Kevin Pietersen will never play cricket for England again, at least not in the Test or one-day formats of the game.
My source says he’s burned his bridges with both the coach, Andy Flower, and captain Alastair Cook, making his position untenable.
The leash has come off the dog, and they’ve let him go.
He’s been named in a preliminary 30-man squad for the ICC World Twenty20, but Ashley Giles coaches that side, and Stuart Broad captains it.
My mail is that his blasé attitude after being dismissed has upset the men upstairs.
Everything he does is disruptive, he had trouble with former England coach Peter Moores, he’s had the controversy with his Tweets.
He’s one of the great players in world cricket, but the England team are just not settled with him in it – he’s more trouble than he’s worth and his card’s been marked. The coach and the captain have had enough.
Flower was forced to issue a statement denying he’d given KP an ultimatum, but Cook couldn’t really disguise his distaste for the subject when asked about it at a press conference last week.
How many opportunities have they given him to pull his head in? There’s only one person in world cricket that’s been able to work with Kevin Pietersen, and that was Shane Warne at Hampshire.
So, he’s gone – and this brings me to my other point.
Should Pietersen end up on the scrap heap, I reckon he should be free to find another country to play for.
In Australia, we’ve had the cases of Stuart Law, who should have played 40 Tests. Brad Hodge should have played 40 Tests.
Now we’ve got a bloke like Doug Bollinger who can’t get in the side. These blokes, it’s absolute bullshit that they can’t play Test cricket.
The weakness in Test cricket is the discrepancy between the powerful nations and the weaker ones, and the ICC need to look at measures to shore up poor sides like Zimbabwe and Bangladesh.
If a bloke hasn’t made Cricket Australia’s 20-man squad at the start of the year, why shouldn’t he be able to shop around?
If we want to encourage new countries into Test cricket, what better way than to allow players from an established nation to be a ‘marquee’ man for them, similar to what goes on in the A-League soccer.
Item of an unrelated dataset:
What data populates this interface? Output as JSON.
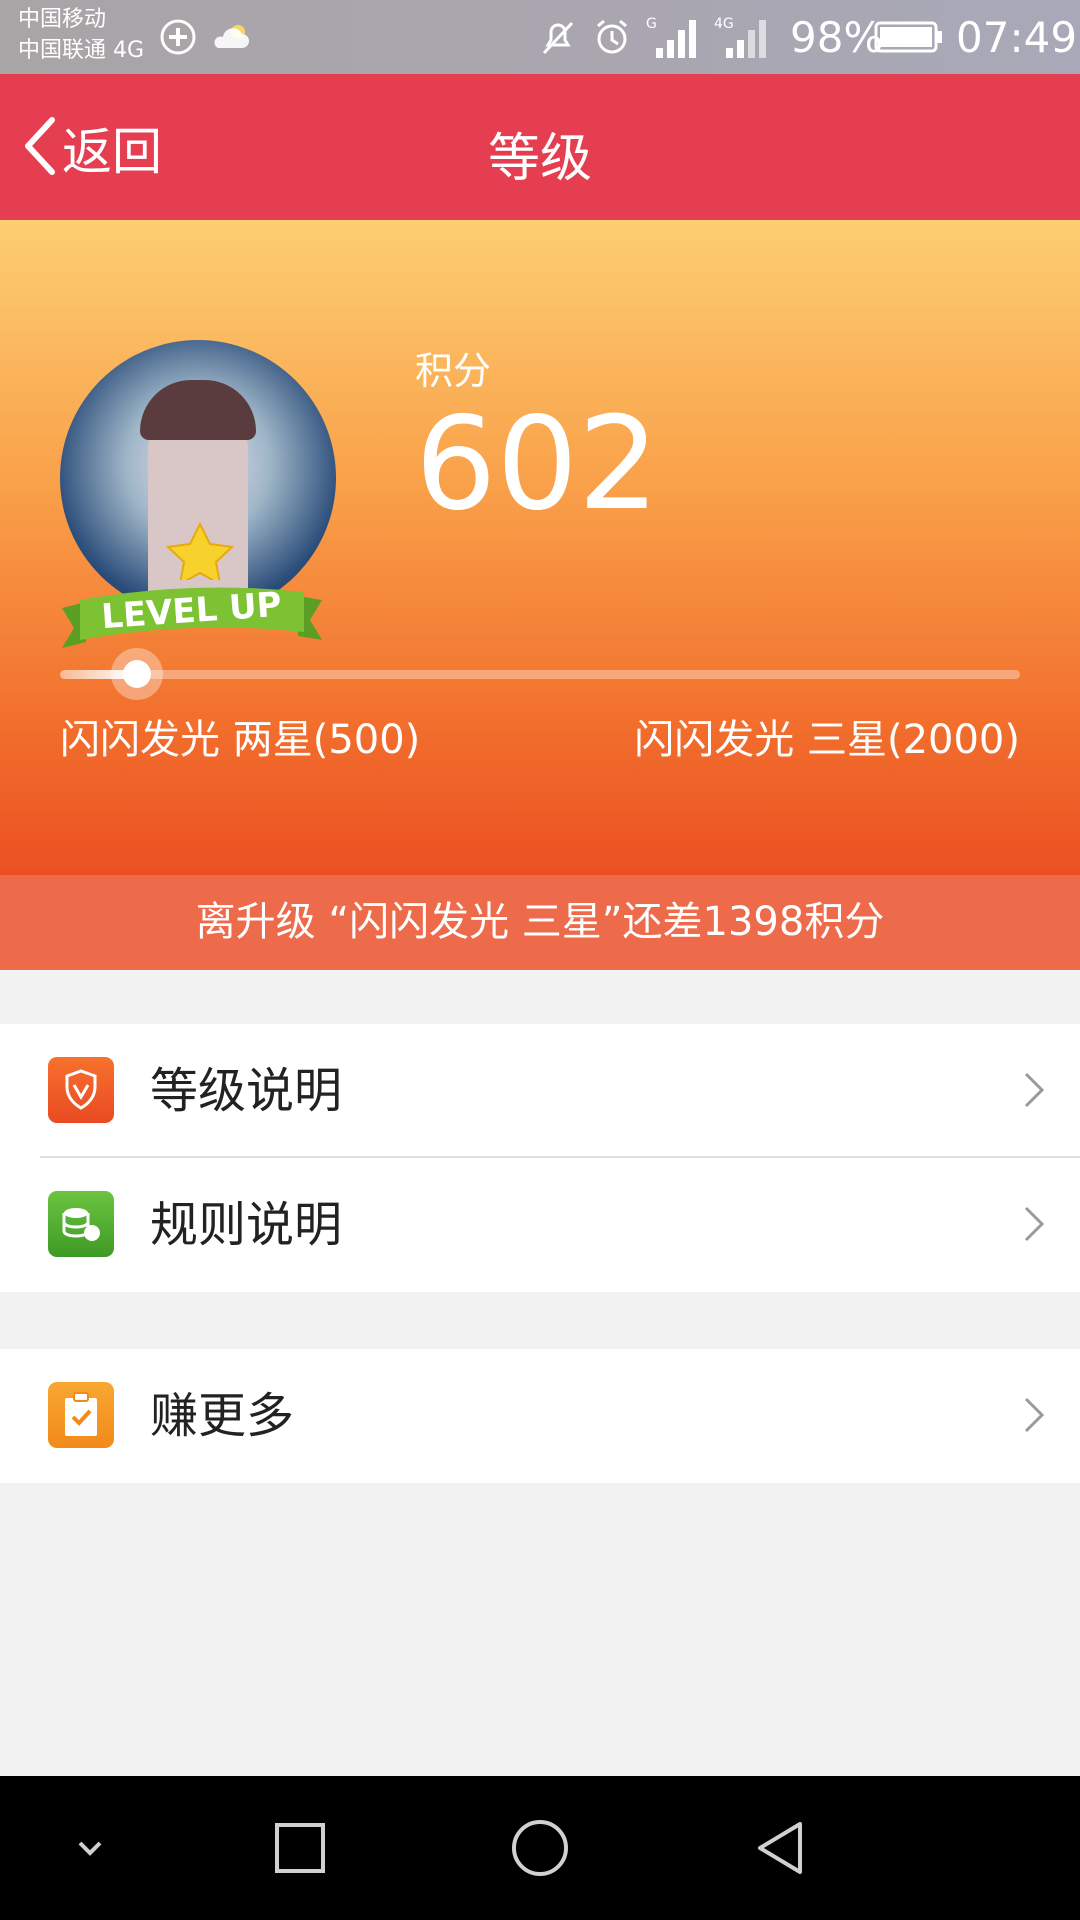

It would serve two purposes – a bloke who is good enough and deserves to play Test cricket gets his chance, plus the development in prospective Test nations like Ireland or the Netherlands would be accelerated.
International cricket gets strengthened, and stars are not lost to the game.